From Saturday, two people will be permitted to train outdoors with a personal trainer, skate parks and outdoor exercise facilities will reopen, grandparents will be allowed to babysit children where one person in a family is an essential worker, and vacant property inspections will resume by appointment.
Congratulations Victoria – thanks to the incredible efforts of our community, GPs, nurses and pharmacists across the state, 70% of us have received our first dose of the COVID-19 vaccine 🙌
🎉 Now we’ve hit 70%, some restrictions are easing, so let’s keep the momentum going! pic.twitter.com/93BdkvNRG7
— VicGovDH (@VicGovDH) September 17, 2021
The groups also underscored their concerns about vaccination targets — pointing to the Doherty Institute modelling upon which Australia’s national plan to respond to COVID-19 is based, which defines targets for easing restrictions according to 80% vaccination of the eligible Australian population over 16.
“This is 60% of the total population.
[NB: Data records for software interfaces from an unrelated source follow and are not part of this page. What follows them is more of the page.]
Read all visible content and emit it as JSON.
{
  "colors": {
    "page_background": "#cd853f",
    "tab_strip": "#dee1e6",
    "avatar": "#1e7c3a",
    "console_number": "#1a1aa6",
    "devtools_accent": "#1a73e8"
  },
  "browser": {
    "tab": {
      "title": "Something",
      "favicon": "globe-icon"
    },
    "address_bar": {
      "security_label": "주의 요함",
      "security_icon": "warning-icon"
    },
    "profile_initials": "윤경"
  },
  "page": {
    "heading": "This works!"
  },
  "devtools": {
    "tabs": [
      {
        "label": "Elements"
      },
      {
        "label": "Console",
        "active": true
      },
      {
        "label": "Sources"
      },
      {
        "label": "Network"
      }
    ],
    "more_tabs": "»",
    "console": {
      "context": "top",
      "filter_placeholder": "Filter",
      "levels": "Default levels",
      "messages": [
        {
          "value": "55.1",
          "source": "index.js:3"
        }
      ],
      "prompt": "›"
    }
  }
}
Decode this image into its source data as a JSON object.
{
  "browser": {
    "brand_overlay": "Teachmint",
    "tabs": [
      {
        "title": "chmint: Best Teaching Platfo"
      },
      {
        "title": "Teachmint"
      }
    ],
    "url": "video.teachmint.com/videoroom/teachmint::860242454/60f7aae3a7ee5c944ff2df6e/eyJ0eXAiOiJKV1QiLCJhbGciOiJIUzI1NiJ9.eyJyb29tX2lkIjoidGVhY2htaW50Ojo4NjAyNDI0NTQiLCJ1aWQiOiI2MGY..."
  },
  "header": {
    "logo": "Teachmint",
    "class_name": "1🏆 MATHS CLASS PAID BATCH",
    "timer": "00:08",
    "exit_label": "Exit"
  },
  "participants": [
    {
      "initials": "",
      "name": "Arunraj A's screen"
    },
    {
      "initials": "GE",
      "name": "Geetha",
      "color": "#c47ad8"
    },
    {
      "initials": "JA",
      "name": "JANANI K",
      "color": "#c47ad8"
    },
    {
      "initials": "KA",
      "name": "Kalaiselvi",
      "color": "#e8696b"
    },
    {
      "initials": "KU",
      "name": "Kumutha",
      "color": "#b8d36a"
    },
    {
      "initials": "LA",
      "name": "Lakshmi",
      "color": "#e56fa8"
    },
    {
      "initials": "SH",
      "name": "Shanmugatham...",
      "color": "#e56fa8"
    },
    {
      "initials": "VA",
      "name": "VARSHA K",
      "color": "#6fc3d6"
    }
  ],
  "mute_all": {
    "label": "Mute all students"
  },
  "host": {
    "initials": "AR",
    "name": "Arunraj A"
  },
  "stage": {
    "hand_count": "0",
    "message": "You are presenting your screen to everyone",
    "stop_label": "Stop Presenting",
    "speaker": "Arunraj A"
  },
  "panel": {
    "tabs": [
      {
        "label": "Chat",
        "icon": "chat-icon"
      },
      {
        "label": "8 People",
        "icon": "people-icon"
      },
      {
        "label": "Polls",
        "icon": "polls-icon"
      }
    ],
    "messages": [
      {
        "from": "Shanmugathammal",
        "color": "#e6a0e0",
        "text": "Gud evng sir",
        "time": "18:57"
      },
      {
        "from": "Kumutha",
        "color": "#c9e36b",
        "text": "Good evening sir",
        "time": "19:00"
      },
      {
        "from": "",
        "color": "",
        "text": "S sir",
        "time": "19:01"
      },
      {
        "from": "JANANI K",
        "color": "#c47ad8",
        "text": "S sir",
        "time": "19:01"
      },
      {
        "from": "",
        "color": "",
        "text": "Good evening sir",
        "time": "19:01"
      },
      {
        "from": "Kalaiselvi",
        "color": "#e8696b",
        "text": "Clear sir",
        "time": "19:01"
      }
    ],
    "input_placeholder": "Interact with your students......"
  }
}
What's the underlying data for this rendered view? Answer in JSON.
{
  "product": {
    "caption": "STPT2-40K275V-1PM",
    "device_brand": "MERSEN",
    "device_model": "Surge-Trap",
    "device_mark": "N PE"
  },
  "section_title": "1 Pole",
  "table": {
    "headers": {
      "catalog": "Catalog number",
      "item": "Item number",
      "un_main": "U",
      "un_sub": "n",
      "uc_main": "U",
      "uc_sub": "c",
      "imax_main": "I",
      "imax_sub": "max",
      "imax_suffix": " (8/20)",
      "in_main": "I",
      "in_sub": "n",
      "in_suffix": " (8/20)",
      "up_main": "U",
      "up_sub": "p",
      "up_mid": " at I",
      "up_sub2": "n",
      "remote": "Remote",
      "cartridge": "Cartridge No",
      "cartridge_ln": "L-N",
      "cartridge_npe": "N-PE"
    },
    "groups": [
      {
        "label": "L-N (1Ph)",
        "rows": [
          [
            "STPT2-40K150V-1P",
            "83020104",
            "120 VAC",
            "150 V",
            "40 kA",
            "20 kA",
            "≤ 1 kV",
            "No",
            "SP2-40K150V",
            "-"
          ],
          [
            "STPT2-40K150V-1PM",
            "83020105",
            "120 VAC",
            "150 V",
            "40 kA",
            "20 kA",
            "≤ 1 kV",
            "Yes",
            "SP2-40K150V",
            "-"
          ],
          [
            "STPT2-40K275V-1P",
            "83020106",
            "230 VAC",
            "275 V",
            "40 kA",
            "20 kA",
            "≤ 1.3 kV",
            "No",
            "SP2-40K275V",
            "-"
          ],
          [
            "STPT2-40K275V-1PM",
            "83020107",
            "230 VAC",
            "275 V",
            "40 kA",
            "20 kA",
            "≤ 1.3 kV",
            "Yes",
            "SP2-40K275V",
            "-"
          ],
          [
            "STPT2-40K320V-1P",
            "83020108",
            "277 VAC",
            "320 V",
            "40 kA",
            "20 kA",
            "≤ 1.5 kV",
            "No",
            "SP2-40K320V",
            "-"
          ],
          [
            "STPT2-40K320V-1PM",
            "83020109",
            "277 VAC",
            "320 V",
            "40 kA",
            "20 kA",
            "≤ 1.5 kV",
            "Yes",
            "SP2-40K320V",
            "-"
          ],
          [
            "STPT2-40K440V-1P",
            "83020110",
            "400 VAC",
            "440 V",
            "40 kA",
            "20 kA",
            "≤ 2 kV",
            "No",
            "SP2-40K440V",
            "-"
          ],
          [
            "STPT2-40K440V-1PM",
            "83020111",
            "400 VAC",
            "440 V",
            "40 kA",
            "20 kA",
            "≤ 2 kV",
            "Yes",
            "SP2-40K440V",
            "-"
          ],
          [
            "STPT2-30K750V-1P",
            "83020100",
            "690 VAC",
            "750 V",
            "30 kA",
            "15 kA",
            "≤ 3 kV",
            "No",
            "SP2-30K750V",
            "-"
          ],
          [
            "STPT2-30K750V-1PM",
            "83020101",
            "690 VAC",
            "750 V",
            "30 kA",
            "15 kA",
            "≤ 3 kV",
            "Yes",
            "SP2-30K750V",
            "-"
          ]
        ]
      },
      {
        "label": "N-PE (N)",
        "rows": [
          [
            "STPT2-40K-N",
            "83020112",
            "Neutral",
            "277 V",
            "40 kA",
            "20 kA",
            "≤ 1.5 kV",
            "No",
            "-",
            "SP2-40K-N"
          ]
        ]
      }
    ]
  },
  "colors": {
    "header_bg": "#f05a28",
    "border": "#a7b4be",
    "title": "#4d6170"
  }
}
The model does not consider the impact on the 40% of unvaccinated Australians (the 20% 16 years and above and those under 16 years of age) or examine vulnerable groups including Aboriginal and Torres Strait Islander people,” the letter read.
Dr Roderick McRae, Victoria’s president for the Australian Medical Association and Australian Salaried Medical Officers’ Federation Federal Assistant Secretary, said that the strain on the state’s healthcare system was unprecedented. He said it was reckless for the government to relax Victoria’s current public health restrictions and acknowledged that there were ‘no simple solutions’ to managing COVID-19.
“Now is not the time to open up,” McRae said.
“Stress is being felt across the system including in primary care, HITH outreach care for COVID-19 patients, and caring for admitted patients both with COVID-19 and other medical illnesses.”
“The healthcare system is currently stressed related to general practice exposure and COVID-19 hospital spread in hospitals, resulting in loss of important medical, nursing and allied healthcare staff.
“These staff also can be exposed to COVID-19 in their domestic and community situations, including other family or household members or child education facilities,” he added.
McRae said it was more appropriate to reassess the state government’s policy when 80% of people aged over 12 in Victoria were two weeks away from receiving their second dose of the COVID-19 vaccine
“AMA Victoria understands the implications of its policy but there are no simple solutions related to the management of COVID-19. This is simply the least bad option.”